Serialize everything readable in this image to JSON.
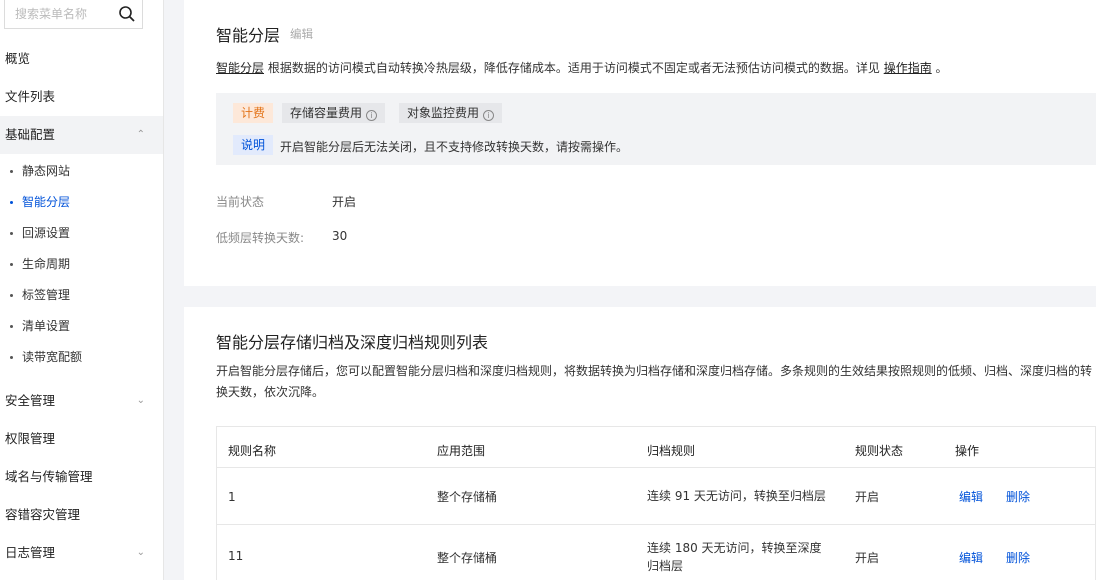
{
  "sidebar": {
    "search": {
      "placeholder": "搜索菜单名称",
      "value": ""
    },
    "items": {
      "overview": "概览",
      "file_list": "文件列表",
      "basic_config": "基础配置",
      "security": "安全管理",
      "permission": "权限管理",
      "domain": "域名与传输管理",
      "disaster": "容错容灾管理",
      "log": "日志管理"
    },
    "sub_items": {
      "static_site": "静态网站",
      "intelligent_tiering": "智能分层",
      "origin": "回源设置",
      "lifecycle": "生命周期",
      "tags": "标签管理",
      "inventory": "清单设置",
      "bandwidth": "读带宽配额"
    },
    "active_sub_item": "智能分层"
  },
  "tiering": {
    "title": "智能分层",
    "edit_label": "编辑",
    "desc_link": "智能分层",
    "desc_text": "根据数据的访问模式自动转换冷热层级，降低存储成本。适用于访问模式不固定或者无法预估访问模式的数据。详见",
    "guide_link": "操作指南",
    "desc_end": "。",
    "notice": {
      "billing_tag": "计费",
      "storage_fee": "存储容量费用",
      "monitor_fee": "对象监控费用",
      "info_tag": "说明",
      "info_text": "开启智能分层后无法关闭，且不支持修改转换天数，请按需操作。"
    },
    "status_label": "当前状态",
    "status_value": "开启",
    "days_label": "低频层转换天数:",
    "days_value": "30"
  },
  "rules": {
    "title": "智能分层存储归档及深度归档规则列表",
    "description": "开启智能分层存储后，您可以配置智能分层归档和深度归档规则，将数据转换为归档存储和深度归档存储。多条规则的生效结果按照规则的低频、归档、深度归档的转换天数，依次沉降。",
    "columns": {
      "name": "规则名称",
      "scope": "应用范围",
      "rule": "归档规则",
      "status": "规则状态",
      "ops": "操作"
    },
    "rows": [
      {
        "name": "1",
        "scope": "整个存储桶",
        "rule": "连续 91 天无访问，转换至归档层",
        "status": "开启",
        "edit": "编辑",
        "delete": "删除"
      },
      {
        "name": "11",
        "scope": "整个存储桶",
        "rule": "连续 180 天无访问，转换至深度归档层",
        "status": "开启",
        "edit": "编辑",
        "delete": "删除"
      }
    ]
  },
  "colors": {
    "accent": "#0052d9",
    "warning": "#e37318",
    "background": "#f3f4f7"
  }
}
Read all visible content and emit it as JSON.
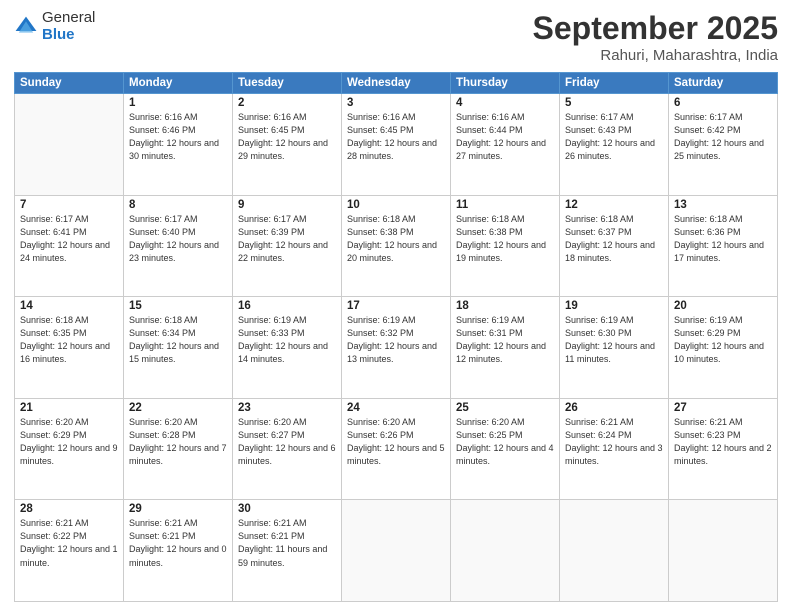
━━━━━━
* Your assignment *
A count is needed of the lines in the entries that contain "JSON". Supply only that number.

* Result for this exercise *
2